*WHAT YOU HAVE TO DO*: Give the entries back exactly as they stand, but without pictures.

Data entries:
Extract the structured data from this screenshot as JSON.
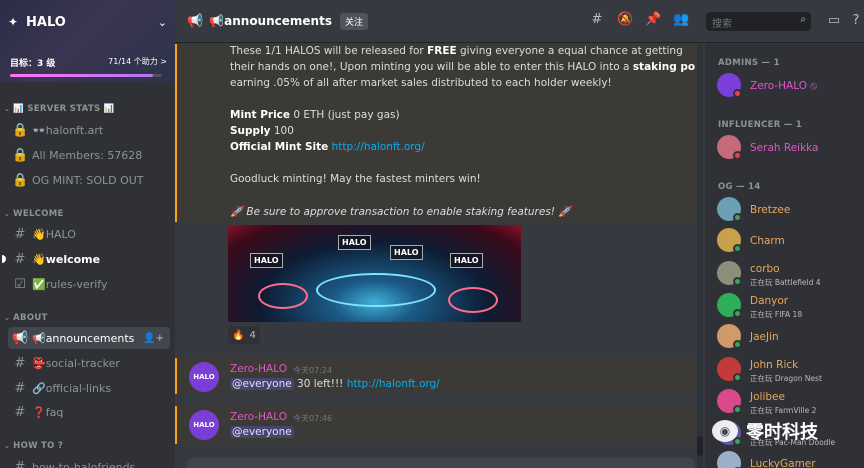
{
  "server": {
    "name": "HALO",
    "boost_goal": "目标：3 级",
    "boost_count": "71/14 个助力 >",
    "boost_progress": 0.94
  },
  "sidebar": {
    "categories": {
      "server_stats": "📊 SERVER STATS 📊",
      "welcome": "WELCOME",
      "about": "ABOUT",
      "how_to": "HOW TO ?"
    },
    "stats": [
      {
        "icon": "lock-icon",
        "label": "👓halonft.art"
      },
      {
        "icon": "lock-icon",
        "label": "All Members: 57628"
      },
      {
        "icon": "lock-icon",
        "label": "OG MINT: SOLD OUT"
      }
    ],
    "welcome": [
      {
        "label": "👋HALO"
      },
      {
        "label": "👋welcome"
      },
      {
        "label": "✅rules-verify"
      }
    ],
    "about": [
      {
        "label": "📢announcements"
      },
      {
        "label": "👺social-tracker"
      },
      {
        "label": "🔗official-links"
      },
      {
        "label": "❓faq"
      }
    ],
    "how_to": [
      {
        "label": "how-to-halofriends"
      }
    ]
  },
  "topbar": {
    "channel": "📢announcements",
    "follow": "关注",
    "search_placeholder": "搜索"
  },
  "chat": {
    "announcement": {
      "line1": "These 1/1 HALOS will be released for ",
      "line1_bold": "FREE",
      "line1_end": " giving everyone a equal chance at getting",
      "line2": "their hands on one!, Upon minting you will be able to enter this HALO into a ",
      "line2_bold": "staking pool",
      "line3": " earning .05% of all after market sales distributed to each holder weekly!",
      "mint_price_label": "Mint Price",
      "mint_price": " 0 ETH (just pay gas)",
      "supply_label": "Supply",
      "supply": " 100",
      "site_label": "Official Mint Site",
      "site_url": "http://halonft.org/",
      "goodluck": "Goodluck minting! May the fastest minters win!",
      "staking_note": "🚀 Be sure to approve transaction to enable staking features! 🚀",
      "image_signs": [
        "HALO",
        "HALO",
        "HALO",
        "HALO"
      ],
      "reaction_emoji": "🔥",
      "reaction_count": "4"
    },
    "messages": [
      {
        "author": "Zero-HALO",
        "time": "今天07:24",
        "mention": "@everyone",
        "text": " 30 left!!! ",
        "link": "http://halonft.org/",
        "avatar": "HALO"
      },
      {
        "author": "Zero-HALO",
        "time": "今天07:46",
        "mention": "@everyone",
        "text": "",
        "link": "",
        "avatar": "HALO"
      }
    ]
  },
  "members": {
    "admins_header": "ADMINS — 1",
    "influencer_header": "INFLUENCER — 1",
    "og_header": "OG — 14",
    "list": [
      {
        "name": "Zero-HALO ⦸",
        "activity": "",
        "color": "#e056c7",
        "avatar_color": "#7b3fd9",
        "status_color": "#ed4245"
      },
      {
        "name": "Serah Reikka",
        "activity": "",
        "color": "#e056c7",
        "avatar_color": "#c46a7a",
        "status_color": "#ed4245"
      },
      {
        "name": "Bretzee",
        "activity": "",
        "color": "#e8a85c",
        "avatar_color": "#6a9fb5",
        "status_color": "#3ba55d"
      },
      {
        "name": "Charm",
        "activity": "",
        "color": "#e8a85c",
        "avatar_color": "#c8a24a",
        "status_color": "#3ba55d"
      },
      {
        "name": "corbo",
        "activity": "正在玩 Battlefield 4",
        "color": "#e8a85c",
        "avatar_color": "#8a8f7a",
        "status_color": "#3ba55d"
      },
      {
        "name": "Danyor",
        "activity": "正在玩 FIFA 18",
        "color": "#e8a85c",
        "avatar_color": "#2fae5a",
        "status_color": "#3ba55d"
      },
      {
        "name": "JaeJin",
        "activity": "",
        "color": "#e8a85c",
        "avatar_color": "#d09a6a",
        "status_color": "#3ba55d"
      },
      {
        "name": "John Rick",
        "activity": "正在玩 Dragon Nest",
        "color": "#e8a85c",
        "avatar_color": "#c23a3a",
        "status_color": "#3ba55d"
      },
      {
        "name": "Jolibee",
        "activity": "正在玩 FarmVille 2",
        "color": "#e8a85c",
        "avatar_color": "#d94a8a",
        "status_color": "#3ba55d"
      },
      {
        "name": "",
        "activity": "正在玩 Pac-Man Doodle",
        "color": "#e8a85c",
        "avatar_color": "#5a5a9a",
        "status_color": "#3ba55d"
      },
      {
        "name": "LuckyGamer",
        "activity": "",
        "color": "#e8a85c",
        "avatar_color": "#9ab0c8",
        "status_color": "#3ba55d"
      }
    ]
  },
  "watermark": "零时科技"
}
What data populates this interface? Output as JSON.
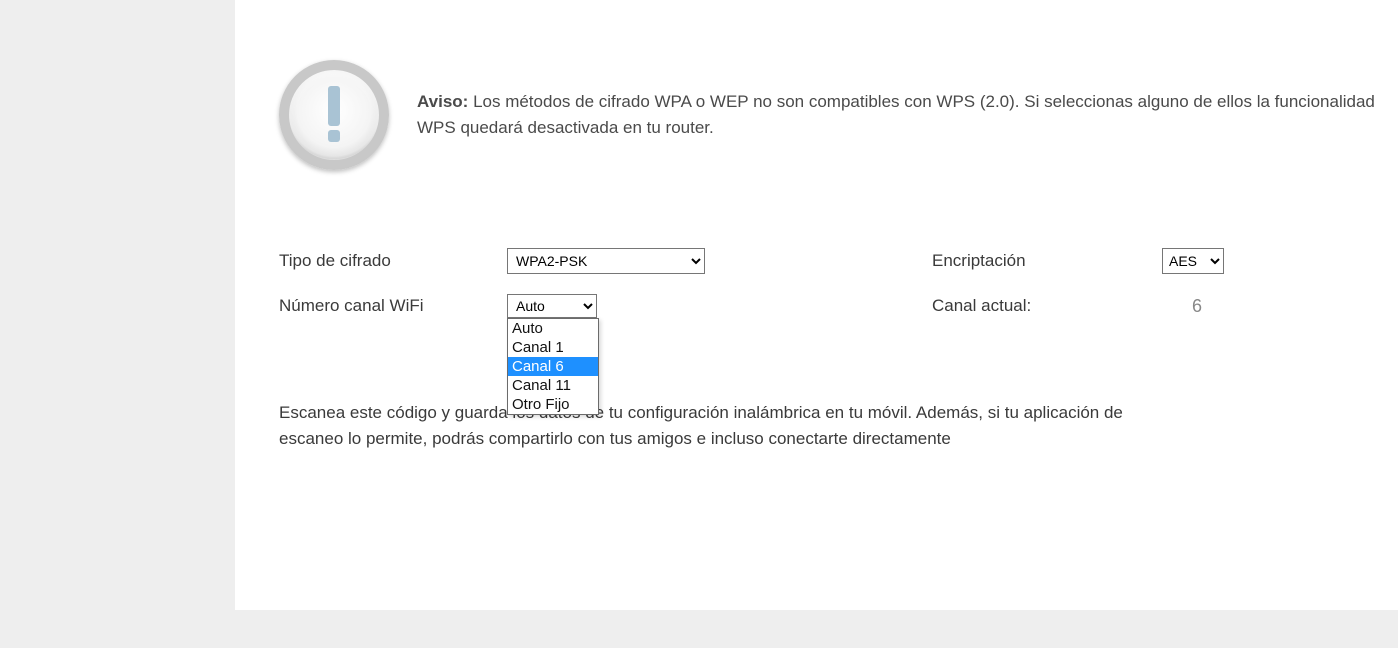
{
  "notice": {
    "prefix": "Aviso:",
    "body": "Los métodos de cifrado WPA o WEP no son compatibles con WPS (2.0). Si seleccionas alguno de ellos la funcionalidad WPS quedará desactivada en tu router."
  },
  "form": {
    "cipher_label": "Tipo de cifrado",
    "cipher_value": "WPA2-PSK",
    "enc_label": "Encriptación",
    "enc_value": "AES",
    "channel_label": "Número canal WiFi",
    "channel_value": "Auto",
    "channel_options": {
      "o0": "Auto",
      "o1": "Canal 1",
      "o2": "Canal 6",
      "o3": "Canal 11",
      "o4": "Otro Fijo"
    },
    "current_channel_label": "Canal actual:",
    "current_channel_value": "6"
  },
  "qr_text": "Escanea este código y guarda los datos de tu configuración inalámbrica en tu móvil. Además, si tu aplicación de escaneo lo permite, podrás compartirlo con tus amigos e incluso conectarte directamente"
}
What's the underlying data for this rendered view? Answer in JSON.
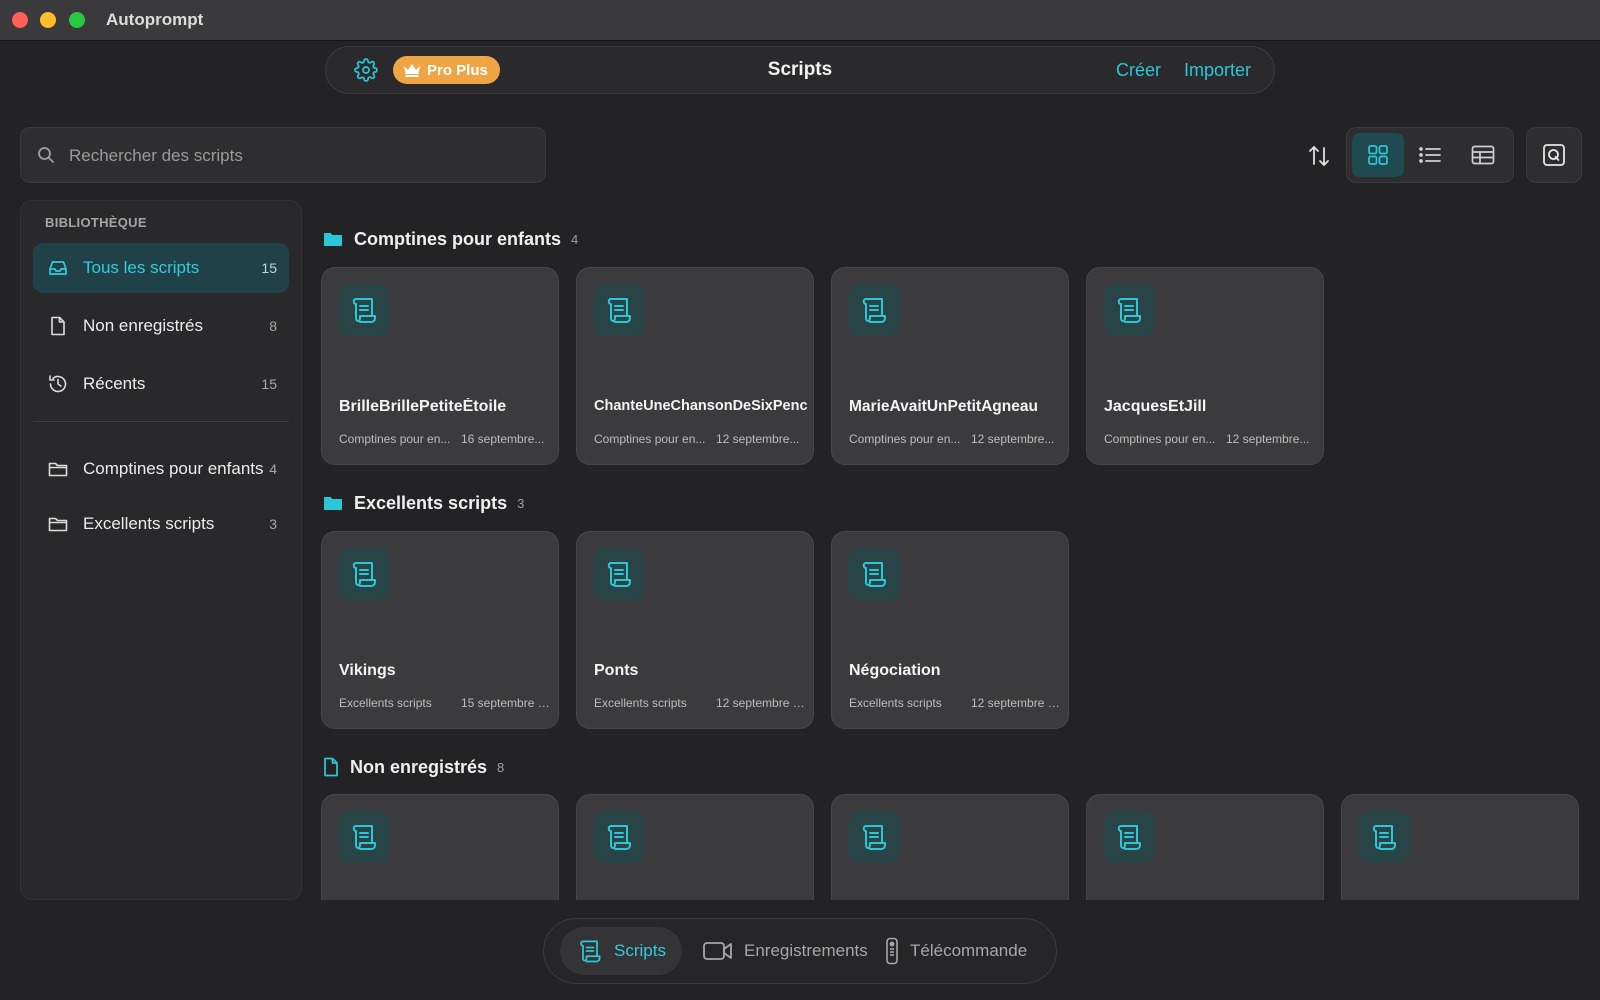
{
  "window": {
    "title": "Autoprompt"
  },
  "toolbar": {
    "badge": "Pro Plus",
    "title": "Scripts",
    "create": "Créer",
    "import": "Importer"
  },
  "search": {
    "placeholder": "Rechercher des scripts"
  },
  "colors": {
    "accent": "#2cc7d6",
    "badge": "#f0a545",
    "background": "#232325"
  },
  "sidebar": {
    "heading": "BIBLIOTHÈQUE",
    "library": [
      {
        "label": "Tous les scripts",
        "count": "15",
        "icon": "tray-icon",
        "active": true
      },
      {
        "label": "Non enregistrés",
        "count": "8",
        "icon": "document-icon"
      },
      {
        "label": "Récents",
        "count": "15",
        "icon": "history-icon"
      }
    ],
    "folders": [
      {
        "label": "Comptines pour enfants",
        "count": "4",
        "icon": "folder-icon"
      },
      {
        "label": "Excellents scripts",
        "count": "3",
        "icon": "folder-icon"
      }
    ]
  },
  "sections": [
    {
      "label": "Comptines pour enfants",
      "count": "4",
      "cards": [
        {
          "title": "BrilleBrillePetiteÉtoile",
          "folder": "Comptines pour en...",
          "date": "16 septembre..."
        },
        {
          "title": "ChanteUneChansonDeSixPence",
          "folder": "Comptines pour en...",
          "date": "12 septembre..."
        },
        {
          "title": "MarieAvaitUnPetitAgneau",
          "folder": "Comptines pour en...",
          "date": "12 septembre..."
        },
        {
          "title": "JacquesEtJill",
          "folder": "Comptines pour en...",
          "date": "12 septembre..."
        }
      ]
    },
    {
      "label": "Excellents scripts",
      "count": "3",
      "cards": [
        {
          "title": "Vikings",
          "folder": "Excellents scripts",
          "date": "15 septembre 2..."
        },
        {
          "title": "Ponts",
          "folder": "Excellents scripts",
          "date": "12 septembre 2..."
        },
        {
          "title": "Négociation",
          "folder": "Excellents scripts",
          "date": "12 septembre 2..."
        }
      ]
    },
    {
      "label": "Non enregistrés",
      "count": "8",
      "cards": [
        {},
        {},
        {},
        {},
        {}
      ]
    }
  ],
  "tabs": {
    "scripts": "Scripts",
    "recordings": "Enregistrements",
    "remote": "Télécommande"
  }
}
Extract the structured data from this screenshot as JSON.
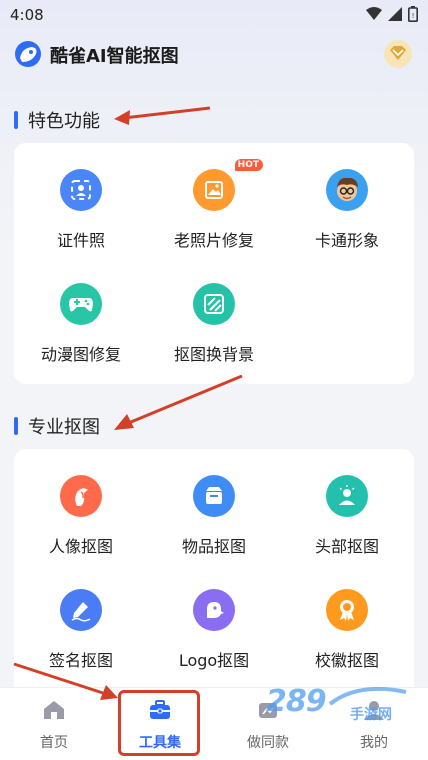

*YOUR SOLUTION*:
Extract the structured data from this screenshot as JSON.
{
  "server": {
    "name": "HALO",
    "boost_goal": "目标：3 级",
    "boost_count": "71/14 个助力 >",
    "boost_progress": 0.94
  },
  "sidebar": {
    "categories": {
      "server_stats": "📊 SERVER STATS 📊",
      "welcome": "WELCOME",
      "about": "ABOUT",
      "how_to": "HOW TO ?"
    },
    "stats": [
      {
        "icon": "lock-icon",
        "label": "👓halonft.art"
      },
      {
        "icon": "lock-icon",
        "label": "All Members: 57628"
      },
      {
        "icon": "lock-icon",
        "label": "OG MINT: SOLD OUT"
      }
    ],
    "welcome": [
      {
        "label": "👋HALO"
      },
      {
        "label": "👋welcome"
      },
      {
        "label": "✅rules-verify"
      }
    ],
    "about": [
      {
        "label": "📢announcements"
      },
      {
        "label": "👺social-tracker"
      },
      {
        "label": "🔗official-links"
      },
      {
        "label": "❓faq"
      }
    ],
    "how_to": [
      {
        "label": "how-to-halofriends"
      }
    ]
  },
  "topbar": {
    "channel": "📢announcements",
    "follow": "关注",
    "search_placeholder": "搜索"
  },
  "chat": {
    "announcement": {
      "line1": "These 1/1 HALOS will be released for ",
      "line1_bold": "FREE",
      "line1_end": " giving everyone a equal chance at getting",
      "line2": "their hands on one!, Upon minting you will be able to enter this HALO into a ",
      "line2_bold": "staking pool",
      "line3": " earning .05% of all after market sales distributed to each holder weekly!",
      "mint_price_label": "Mint Price",
      "mint_price": " 0 ETH (just pay gas)",
      "supply_label": "Supply",
      "supply": " 100",
      "site_label": "Official Mint Site",
      "site_url": "http://halonft.org/",
      "goodluck": "Goodluck minting! May the fastest minters win!",
      "staking_note": "🚀 Be sure to approve transaction to enable staking features! 🚀",
      "image_signs": [
        "HALO",
        "HALO",
        "HALO",
        "HALO"
      ],
      "reaction_emoji": "🔥",
      "reaction_count": "4"
    },
    "messages": [
      {
        "author": "Zero-HALO",
        "time": "今天07:24",
        "mention": "@everyone",
        "text": " 30 left!!! ",
        "link": "http://halonft.org/",
        "avatar": "HALO"
      },
      {
        "author": "Zero-HALO",
        "time": "今天07:46",
        "mention": "@everyone",
        "text": "",
        "link": "",
        "avatar": "HALO"
      }
    ]
  },
  "members": {
    "admins_header": "ADMINS — 1",
    "influencer_header": "INFLUENCER — 1",
    "og_header": "OG — 14",
    "list": [
      {
        "name": "Zero-HALO ⦸",
        "activity": "",
        "color": "#e056c7",
        "avatar_color": "#7b3fd9",
        "status_color": "#ed4245"
      },
      {
        "name": "Serah Reikka",
        "activity": "",
        "color": "#e056c7",
        "avatar_color": "#c46a7a",
        "status_color": "#ed4245"
      },
      {
        "name": "Bretzee",
        "activity": "",
        "color": "#e8a85c",
        "avatar_color": "#6a9fb5",
        "status_color": "#3ba55d"
      },
      {
        "name": "Charm",
        "activity": "",
        "color": "#e8a85c",
        "avatar_color": "#c8a24a",
        "status_color": "#3ba55d"
      },
      {
        "name": "corbo",
        "activity": "正在玩 Battlefield 4",
        "color": "#e8a85c",
        "avatar_color": "#8a8f7a",
        "status_color": "#3ba55d"
      },
      {
        "name": "Danyor",
        "activity": "正在玩 FIFA 18",
        "color": "#e8a85c",
        "avatar_color": "#2fae5a",
        "status_color": "#3ba55d"
      },
      {
        "name": "JaeJin",
        "activity": "",
        "color": "#e8a85c",
        "avatar_color": "#d09a6a",
        "status_color": "#3ba55d"
      },
      {
        "name": "John Rick",
        "activity": "正在玩 Dragon Nest",
        "color": "#e8a85c",
        "avatar_color": "#c23a3a",
        "status_color": "#3ba55d"
      },
      {
        "name": "Jolibee",
        "activity": "正在玩 FarmVille 2",
        "color": "#e8a85c",
        "avatar_color": "#d94a8a",
        "status_color": "#3ba55d"
      },
      {
        "name": "",
        "activity": "正在玩 Pac-Man Doodle",
        "color": "#e8a85c",
        "avatar_color": "#5a5a9a",
        "status_color": "#3ba55d"
      },
      {
        "name": "LuckyGamer",
        "activity": "",
        "color": "#e8a85c",
        "avatar_color": "#9ab0c8",
        "status_color": "#3ba55d"
      }
    ]
  },
  "watermark": "零时科技"
}
What data populates this interface? Output as JSON.
{
  "notice": {
    "prefix": "Aviso:",
    "body": "Los métodos de cifrado WPA o WEP no son compatibles con WPS (2.0). Si seleccionas alguno de ellos la funcionalidad WPS quedará desactivada en tu router."
  },
  "form": {
    "cipher_label": "Tipo de cifrado",
    "cipher_value": "WPA2-PSK",
    "enc_label": "Encriptación",
    "enc_value": "AES",
    "channel_label": "Número canal WiFi",
    "channel_value": "Auto",
    "channel_options": {
      "o0": "Auto",
      "o1": "Canal 1",
      "o2": "Canal 6",
      "o3": "Canal 11",
      "o4": "Otro Fijo"
    },
    "current_channel_label": "Canal actual:",
    "current_channel_value": "6"
  },
  "qr_text": "Escanea este código y guarda los datos de tu configuración inalámbrica en tu móvil. Además, si tu aplicación de escaneo lo permite, podrás compartirlo con tus amigos e incluso conectarte directamente"
}
What's the underlying data for this rendered view? Answer in JSON.
{
  "window": {
    "title": "Autoprompt"
  },
  "toolbar": {
    "badge": "Pro Plus",
    "title": "Scripts",
    "create": "Créer",
    "import": "Importer"
  },
  "search": {
    "placeholder": "Rechercher des scripts"
  },
  "colors": {
    "accent": "#2cc7d6",
    "badge": "#f0a545",
    "background": "#232325"
  },
  "sidebar": {
    "heading": "BIBLIOTHÈQUE",
    "library": [
      {
        "label": "Tous les scripts",
        "count": "15",
        "icon": "tray-icon",
        "active": true
      },
      {
        "label": "Non enregistrés",
        "count": "8",
        "icon": "document-icon"
      },
      {
        "label": "Récents",
        "count": "15",
        "icon": "history-icon"
      }
    ],
    "folders": [
      {
        "label": "Comptines pour enfants",
        "count": "4",
        "icon": "folder-icon"
      },
      {
        "label": "Excellents scripts",
        "count": "3",
        "icon": "folder-icon"
      }
    ]
  },
  "sections": [
    {
      "label": "Comptines pour enfants",
      "count": "4",
      "cards": [
        {
          "title": "BrilleBrillePetiteÉtoile",
          "folder": "Comptines pour en...",
          "date": "16 septembre..."
        },
        {
          "title": "ChanteUneChansonDeSixPence",
          "folder": "Comptines pour en...",
          "date": "12 septembre..."
        },
        {
          "title": "MarieAvaitUnPetitAgneau",
          "folder": "Comptines pour en...",
          "date": "12 septembre..."
        },
        {
          "title": "JacquesEtJill",
          "folder": "Comptines pour en...",
          "date": "12 septembre..."
        }
      ]
    },
    {
      "label": "Excellents scripts",
      "count": "3",
      "cards": [
        {
          "title": "Vikings",
          "folder": "Excellents scripts",
          "date": "15 septembre 2..."
        },
        {
          "title": "Ponts",
          "folder": "Excellents scripts",
          "date": "12 septembre 2..."
        },
        {
          "title": "Négociation",
          "folder": "Excellents scripts",
          "date": "12 septembre 2..."
        }
      ]
    },
    {
      "label": "Non enregistrés",
      "count": "8",
      "cards": [
        {},
        {},
        {},
        {},
        {}
      ]
    }
  ],
  "tabs": {
    "scripts": "Scripts",
    "recordings": "Enregistrements",
    "remote": "Télécommande"
  }
}
Extract the structured data from this screenshot as JSON.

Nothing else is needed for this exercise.